In this time of coronavirus when so much of normal life has been disrupted and locked down, running has once again been touted as a healthy habit to engage in, not just physically, but emotionally and psychologically, as well. And yet the great irony is that coming together by the hundreds and thousands to run in road races is considered a dangerous catalyst to the spread of the virus. And so as race cancellations increase and the calendar ahead is denuded of our annual mass gatherings, Running USA CEO Rich Harshbarger acknowledged the industry is “suffering tremendously” and that, since it has no league or players association, it is sometimes overlooked.
While there has always been something of a prideful outsider’s mentality to the sport of running, being overlooked as an industry is an altogether different matter. So in April 2020, over 500 endurance event operators across the country — including Ironman and Running USA — banded together to launch the Endurance Sports Coalition, which sought longer-term funding for event operators.
“Without specifically targeted help from the federal government,” said the Endurance Sports Coalition, “the endurance sports may not survive the COVID-19 pandemic. Many events with long and proud histories do not have the resources to weather this storm and will not be able to ramp up again next year.”
That’s the sound of strident individuality falling in the face of the existential threat brought about by the Coronavirus.
Long the backbone of the running industry, the individual event summoning thousands of individual runners is now finding that flinty independence has a cutting edge. It has been the sports’ resolute refusal to aggregate its numbers to form anything beyond the individual race, that now threatens the viability of many long-standing events.
This lack of a wider view was first made apparent when Nike pulled out sponsorship of the Cascade Run-Off in Portland, Oregon, a classic 15K event that hosted the first open prize money road race on the fledgling Association of Road Race Athletes (ARRA) tour in 1981. When Nike pulled out a few years later and local organizers couldn’t find an immediate sponsor replacement, rather than seeing financial support coming from the broader road race community to bridge the gap until a new sponsor could be found, the event just died, taking with it a seminal milestone in the history of the sport. There was no sense that ‘we are all in this together”; it was every event for itself.

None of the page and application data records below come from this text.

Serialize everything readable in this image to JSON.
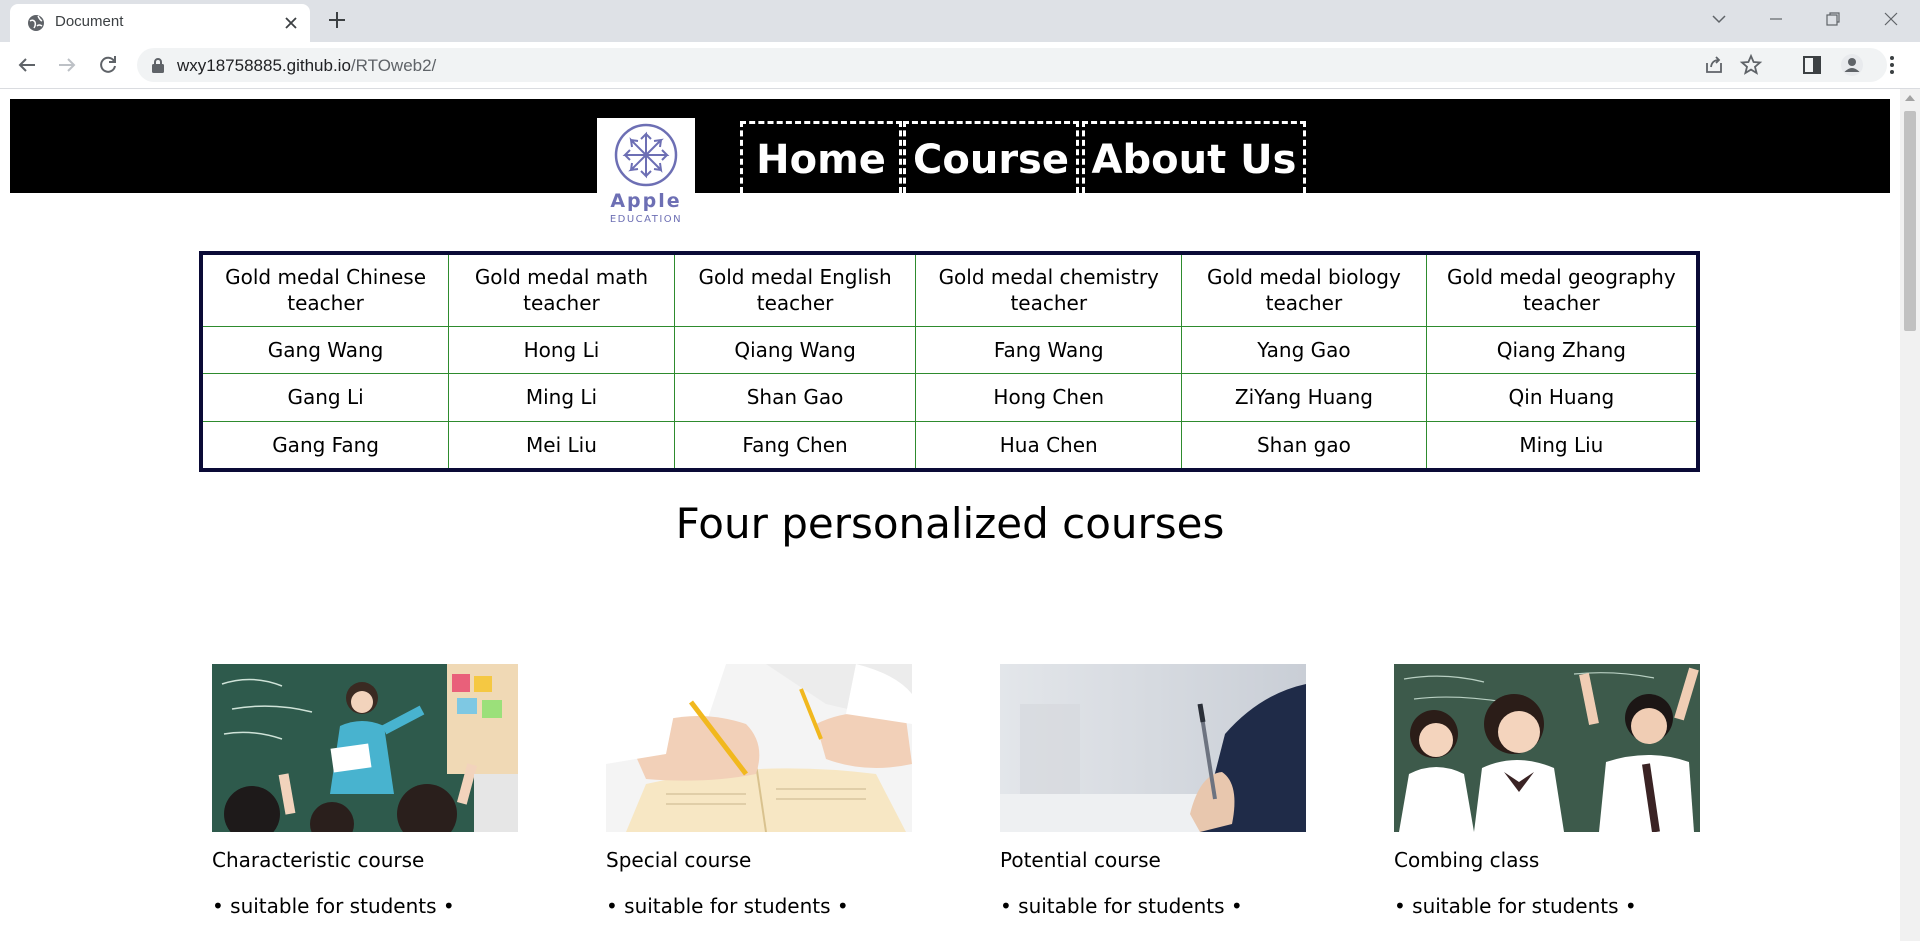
{
  "browser": {
    "tab_title": "Document",
    "url_host": "wxy18758885.github.io",
    "url_path": "/RTOweb2/"
  },
  "site": {
    "logo": {
      "brand": "Apple",
      "sub": "EDUCATION"
    },
    "nav": [
      {
        "label": "Home"
      },
      {
        "label": "Course"
      },
      {
        "label": "About Us"
      }
    ]
  },
  "teachers": {
    "headers": [
      "Gold medal Chinese teacher",
      "Gold medal math teacher",
      "Gold medal English teacher",
      "Gold medal chemistry teacher",
      "Gold medal biology teacher",
      "Gold medal geography teacher"
    ],
    "rows": [
      [
        "Gang Wang",
        "Hong Li",
        "Qiang Wang",
        "Fang Wang",
        "Yang Gao",
        "Qiang Zhang"
      ],
      [
        "Gang Li",
        "Ming Li",
        "Shan Gao",
        "Hong Chen",
        "ZiYang Huang",
        "Qin Huang"
      ],
      [
        "Gang Fang",
        "Mei Liu",
        "Fang Chen",
        "Hua Chen",
        "Shan gao",
        "Ming Liu"
      ]
    ]
  },
  "courses_heading": "Four personalized courses",
  "courses": [
    {
      "name": "Characteristic course",
      "desc": "• suitable for students •"
    },
    {
      "name": "Special course",
      "desc": "• suitable for students •"
    },
    {
      "name": "Potential course",
      "desc": "• suitable for students •"
    },
    {
      "name": "Combing class",
      "desc": "• suitable for students •"
    }
  ],
  "colors": {
    "header_bg": "#000000",
    "brand": "#6d6fb4",
    "table_border": "#0a0a36",
    "cell_border": "#2e8b2e"
  },
  "icons": [
    "globe-icon",
    "close-icon",
    "plus-icon",
    "back-icon",
    "forward-icon",
    "reload-icon",
    "lock-icon",
    "share-icon",
    "star-icon",
    "side-panel-icon",
    "profile-icon",
    "menu-icon"
  ]
}
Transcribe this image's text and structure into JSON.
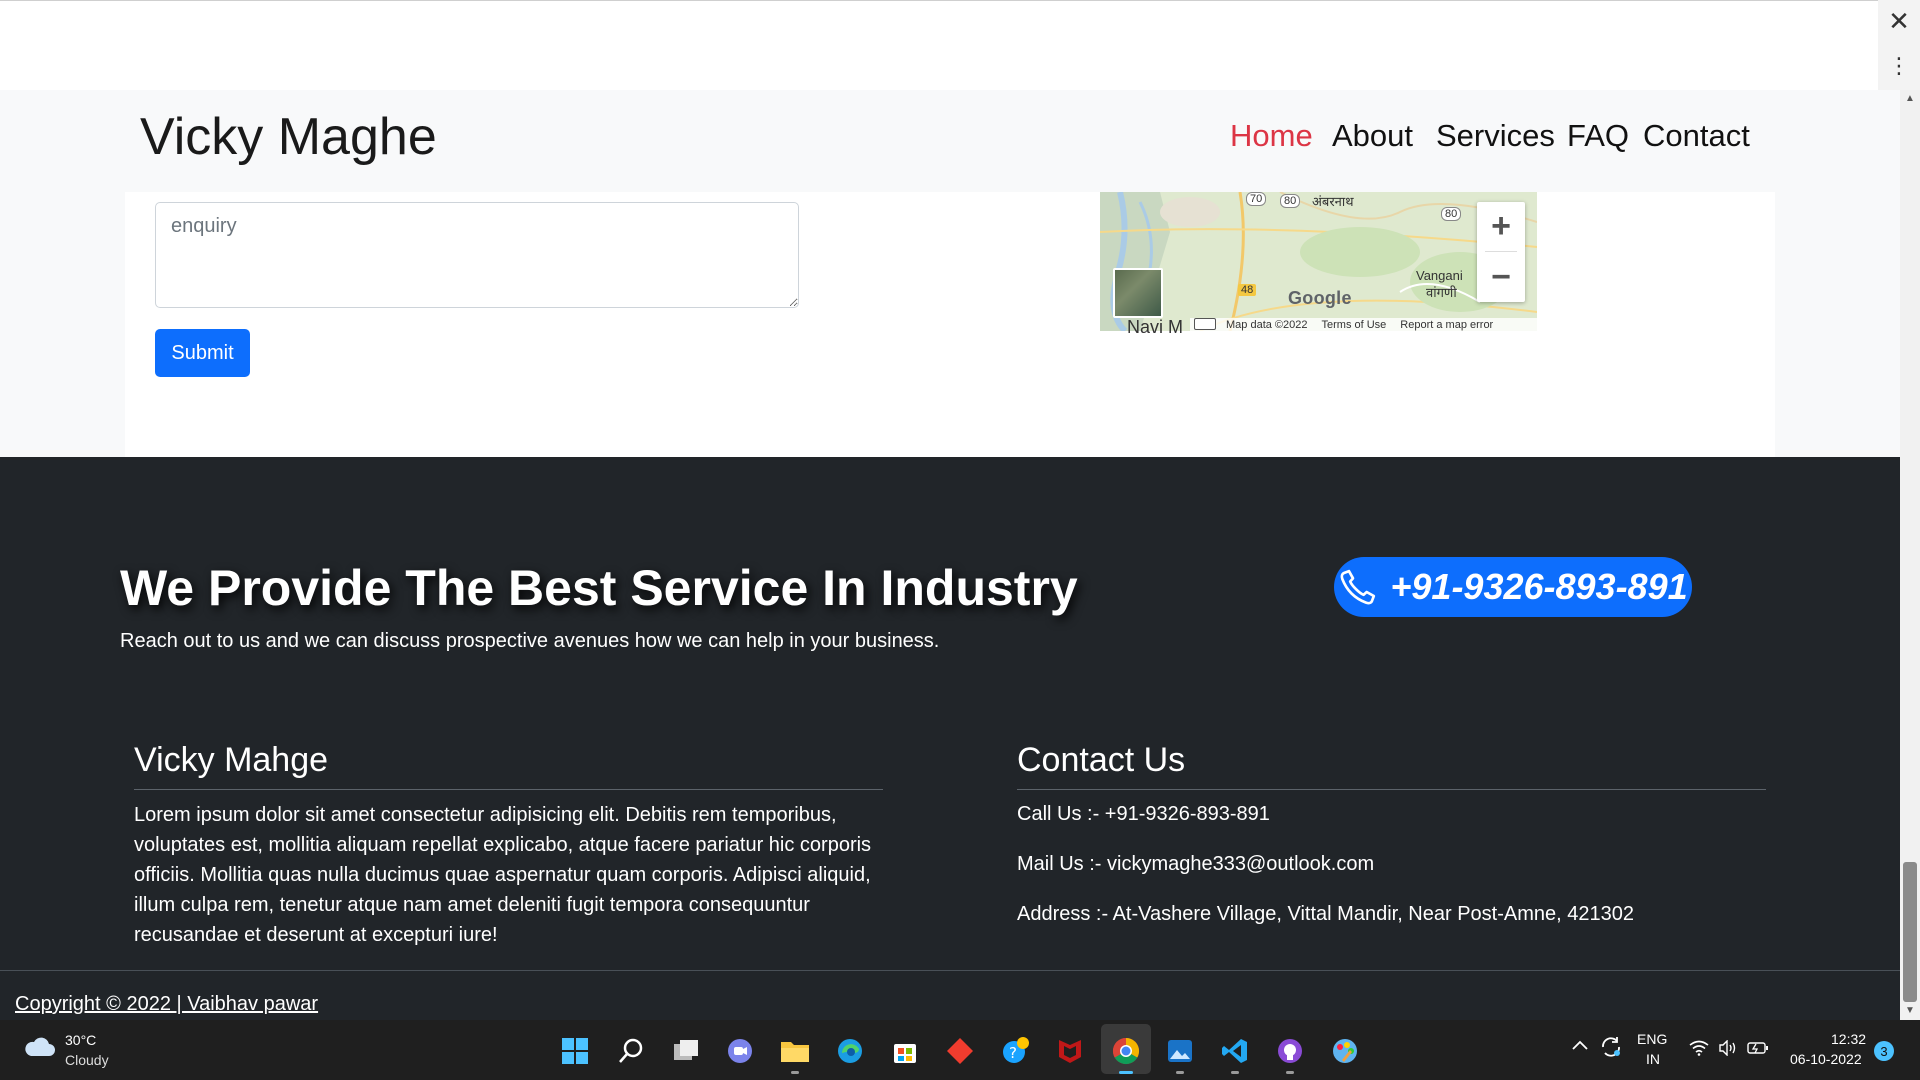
{
  "browser": {
    "close_icon": "✕",
    "menu_icon": "⋮"
  },
  "navbar": {
    "brand": "Vicky Maghe",
    "links": [
      "Home",
      "About",
      "Services",
      "FAQ",
      "Contact"
    ],
    "active_color": "#dc3545"
  },
  "form": {
    "enquiry_placeholder": "enquiry",
    "submit_label": "Submit"
  },
  "map": {
    "zoom_in": "+",
    "zoom_out": "−",
    "labels": {
      "ambernath": "Ambernath",
      "ambernath_devanagari": "अंबरनाथ",
      "vangani": "Vangani",
      "vangani_devanagari": "वांगणी",
      "navi": "Navi M",
      "road_80": "80",
      "road_48": "48",
      "road_70": "70"
    },
    "google_logo": "Google",
    "attribution": [
      "Map data ©2022",
      "Terms of Use",
      "Report a map error"
    ]
  },
  "footer": {
    "cta_title": "We Provide The Best Service In Industry",
    "cta_subtitle": "Reach out to us and we can discuss prospective avenues how we can help in your business.",
    "phone": "+91-9326-893-891",
    "about_title": "Vicky Mahge",
    "about_text": "Lorem ipsum dolor sit amet consectetur adipisicing elit. Debitis rem temporibus, voluptates est, mollitia aliquam repellat explicabo, atque facere pariatur hic corporis officiis. Mollitia quas nulla ducimus quae aspernatur quam corporis. Adipisci aliquid, illum culpa rem, tenetur atque nam amet deleniti fugit tempora consequuntur recusandae et deserunt at excepturi iure!",
    "contact_title": "Contact Us",
    "call": "Call Us :- +91-9326-893-891",
    "mail": "Mail Us :- vickymaghe333@outlook.com",
    "address": "Address :- At-Vashere Village, Vittal Mandir, Near Post-Amne, 421302",
    "copyright": "Copyright © 2022 | Vaibhav pawar"
  },
  "taskbar": {
    "weather_temp": "30°C",
    "weather_desc": "Cloudy",
    "apps": [
      "windows-start",
      "search",
      "task-view",
      "teams-chat",
      "file-explorer",
      "edge",
      "store",
      "git-diamond",
      "skype",
      "mcafee",
      "chrome",
      "photos",
      "vscode",
      "github",
      "paint"
    ],
    "lang1": "ENG",
    "lang2": "IN",
    "time": "12:32",
    "date": "06-10-2022",
    "notifications": "3"
  }
}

True, there have been some examples of multiple-race series over the years, most notably the 154-event Diet Pepsi 10K Series in the late Seventies, early Eighties. And Dr. Scholl’s staged their Pro Comfort 10K series for a few years in the mid-`80s. Elite Racing, Inc. founded the Rock ‘n’ Roll-themed series of marathons and half-marathons in 1998 and literally changed the game. Competitor Group and now Ironman continued to develop the participation aspect of the RnR Series while largely eliminating the pro racing division. On that front, the Abbott World Marathon Majors branded six of the world’s preeminent marathons. But in recent cycles, there has been a shift in public recognition from tour champions to Six-Star Finishers – due in part to the negative publicity of drug cheaters taking the series titles before having to give them up upon being caught.
But throughout its first four-plus decades, the running industry has primarily developed via an individual event, individual runner orientation. And that orientation was sufficient to grow the events even if it didn’t do the same for the sport at the leading edge of the events. Yes, the elite sporting element has maintained a presence, but largely it has been managed more than promoted.
44 million runners? 35,000 races? 17.6 million racers? These are striking numbers reflecting a robust industry (though the number of racers has slowly been eroding for the last half-decade). But when every one of those numbers is constituted as a universe of one, they don’t add up to anything more than an academic data point. And now in the face of Coronavirus, road running’s mass gatherings are seen as Petri dishes of viral concern. But because the industry never successfully formed a league or developed a players association to create a larger force, it finds itself particularly vulnerable, exposing the weakness of the sport’s atomic event sensibility to help bridge a time of crisis.
Runners were once ridiculed (“It’s spring and the saps are running” was a Boston favorite). Then the sport found broad acceptance through the original Running Boom. Still, I am reminded of those early years when you would go to meetings at City Halls looking for street closing permits and the like. And often race directors would tell city officials, “we will start very early and stay off main roads. Nobody will know we are there.” And I always wondered, is “nobody knows we’re there” a proper goal? Former Houston Marathon director David Hannah had a famous line about that mentality, “A long time ago running made an unconscious decision to be a closely held secret.”
It makes you wonder whether events, athletes, and agents are paying close attention to the current crisis. Have they figured it out yet? Fish have. Birds have. Wildebeests have. Ants have. And finally, an endurance events coalition has, too. There are safety and power and insurance in numbers. If this Coronavirus crisis doesn’t set this sport up for some sort of unified effort going forward, you just wonder whatever will?